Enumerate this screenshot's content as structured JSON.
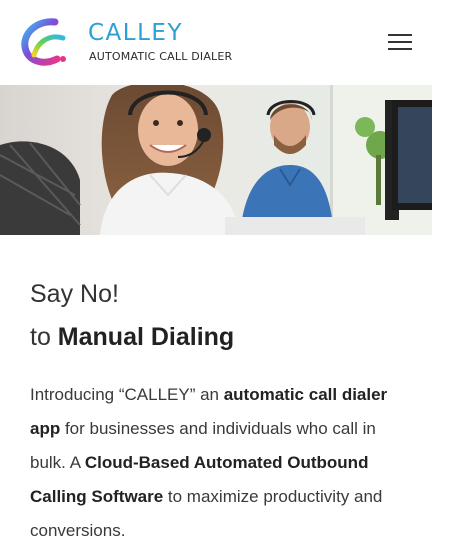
{
  "header": {
    "brand_name": "CALLEY",
    "brand_tagline": "AUTOMATIC CALL DIALER",
    "menu_icon": "hamburger-menu-icon"
  },
  "hero": {
    "image_subject": "call-center-agents-photo"
  },
  "main": {
    "headline_line1": "Say No!",
    "headline_line2_prefix": "to ",
    "headline_line2_bold": "Manual Dialing",
    "intro": [
      {
        "text": "Introducing “CALLEY” an ",
        "bold": false
      },
      {
        "text": "automatic call dialer app",
        "bold": true
      },
      {
        "text": " for businesses and individuals who call in bulk. A ",
        "bold": false
      },
      {
        "text": "Cloud-Based Automated Outbound Calling Software",
        "bold": true
      },
      {
        "text": " to maximize productivity and conversions.",
        "bold": false
      }
    ]
  },
  "colors": {
    "brand_blue": "#2d9fd6",
    "text_dark": "#333333"
  }
}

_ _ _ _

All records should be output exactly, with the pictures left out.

Enumerate this screenshot's content as structured JSON.
{
  "header": {
    "brand_name": "CALLEY",
    "brand_tagline": "AUTOMATIC CALL DIALER",
    "menu_icon": "hamburger-menu-icon"
  },
  "hero": {
    "image_subject": "call-center-agents-photo"
  },
  "main": {
    "headline_line1": "Say No!",
    "headline_line2_prefix": "to ",
    "headline_line2_bold": "Manual Dialing",
    "intro": [
      {
        "text": "Introducing “CALLEY” an ",
        "bold": false
      },
      {
        "text": "automatic call dialer app",
        "bold": true
      },
      {
        "text": " for businesses and individuals who call in bulk. A ",
        "bold": false
      },
      {
        "text": "Cloud-Based Automated Outbound Calling Software",
        "bold": true
      },
      {
        "text": " to maximize productivity and conversions.",
        "bold": false
      }
    ]
  },
  "colors": {
    "brand_blue": "#2d9fd6",
    "text_dark": "#333333"
  }
}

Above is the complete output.